→ Instructions to follow:
All of the entries need to be repeated exactly. Leave nothing out.

(Data extracted from a collection)
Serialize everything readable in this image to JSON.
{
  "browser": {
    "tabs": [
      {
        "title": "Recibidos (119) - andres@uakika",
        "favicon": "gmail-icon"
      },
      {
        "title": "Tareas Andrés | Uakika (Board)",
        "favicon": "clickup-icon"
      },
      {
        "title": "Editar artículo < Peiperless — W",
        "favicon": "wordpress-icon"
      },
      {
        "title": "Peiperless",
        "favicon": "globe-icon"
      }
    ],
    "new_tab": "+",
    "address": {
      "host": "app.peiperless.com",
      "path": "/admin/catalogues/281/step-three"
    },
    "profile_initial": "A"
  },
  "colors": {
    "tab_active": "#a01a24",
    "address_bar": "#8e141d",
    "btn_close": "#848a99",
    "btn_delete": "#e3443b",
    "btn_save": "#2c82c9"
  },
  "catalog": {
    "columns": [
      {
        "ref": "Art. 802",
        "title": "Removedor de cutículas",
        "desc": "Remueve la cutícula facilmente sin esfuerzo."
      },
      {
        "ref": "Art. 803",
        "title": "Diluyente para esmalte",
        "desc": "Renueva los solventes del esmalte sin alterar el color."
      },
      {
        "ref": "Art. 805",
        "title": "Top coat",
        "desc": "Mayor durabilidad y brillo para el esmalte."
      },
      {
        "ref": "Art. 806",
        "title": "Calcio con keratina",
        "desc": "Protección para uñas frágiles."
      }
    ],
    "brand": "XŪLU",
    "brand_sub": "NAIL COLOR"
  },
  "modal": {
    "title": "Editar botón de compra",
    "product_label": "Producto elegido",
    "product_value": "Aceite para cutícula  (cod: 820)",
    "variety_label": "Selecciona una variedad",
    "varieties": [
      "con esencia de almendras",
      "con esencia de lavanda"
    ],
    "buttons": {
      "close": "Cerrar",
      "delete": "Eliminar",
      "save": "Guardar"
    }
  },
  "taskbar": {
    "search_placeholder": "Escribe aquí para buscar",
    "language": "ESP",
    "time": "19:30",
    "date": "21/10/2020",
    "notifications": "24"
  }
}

→ The answer:
Serialize everything readable in this image to JSON.
{
  "browser": {
    "tabs": [
      {
        "title": "Recibidos (119) - andres@uakika",
        "favicon": "gmail-icon"
      },
      {
        "title": "Tareas Andrés | Uakika (Board)",
        "favicon": "clickup-icon"
      },
      {
        "title": "Editar artículo < Peiperless — W",
        "favicon": "wordpress-icon"
      },
      {
        "title": "Peiperless",
        "favicon": "globe-icon"
      }
    ],
    "new_tab": "+",
    "address": {
      "host": "app.peiperless.com",
      "path": "/admin/catalogues/281/step-three"
    },
    "profile_initial": "A"
  },
  "colors": {
    "tab_active": "#a01a24",
    "address_bar": "#8e141d",
    "btn_close": "#848a99",
    "btn_delete": "#e3443b",
    "btn_save": "#2c82c9"
  },
  "catalog": {
    "columns": [
      {
        "ref": "Art. 802",
        "title": "Removedor de cutículas",
        "desc": "Remueve la cutícula facilmente sin esfuerzo."
      },
      {
        "ref": "Art. 803",
        "title": "Diluyente para esmalte",
        "desc": "Renueva los solventes del esmalte sin alterar el color."
      },
      {
        "ref": "Art. 805",
        "title": "Top coat",
        "desc": "Mayor durabilidad y brillo para el esmalte."
      },
      {
        "ref": "Art. 806",
        "title": "Calcio con keratina",
        "desc": "Protección para uñas frágiles."
      }
    ],
    "brand": "XŪLU",
    "brand_sub": "NAIL COLOR"
  },
  "modal": {
    "title": "Editar botón de compra",
    "product_label": "Producto elegido",
    "product_value": "Aceite para cutícula  (cod: 820)",
    "variety_label": "Selecciona una variedad",
    "varieties": [
      "con esencia de almendras",
      "con esencia de lavanda"
    ],
    "buttons": {
      "close": "Cerrar",
      "delete": "Eliminar",
      "save": "Guardar"
    }
  },
  "taskbar": {
    "search_placeholder": "Escribe aquí para buscar",
    "language": "ESP",
    "time": "19:30",
    "date": "21/10/2020",
    "notifications": "24"
  }
}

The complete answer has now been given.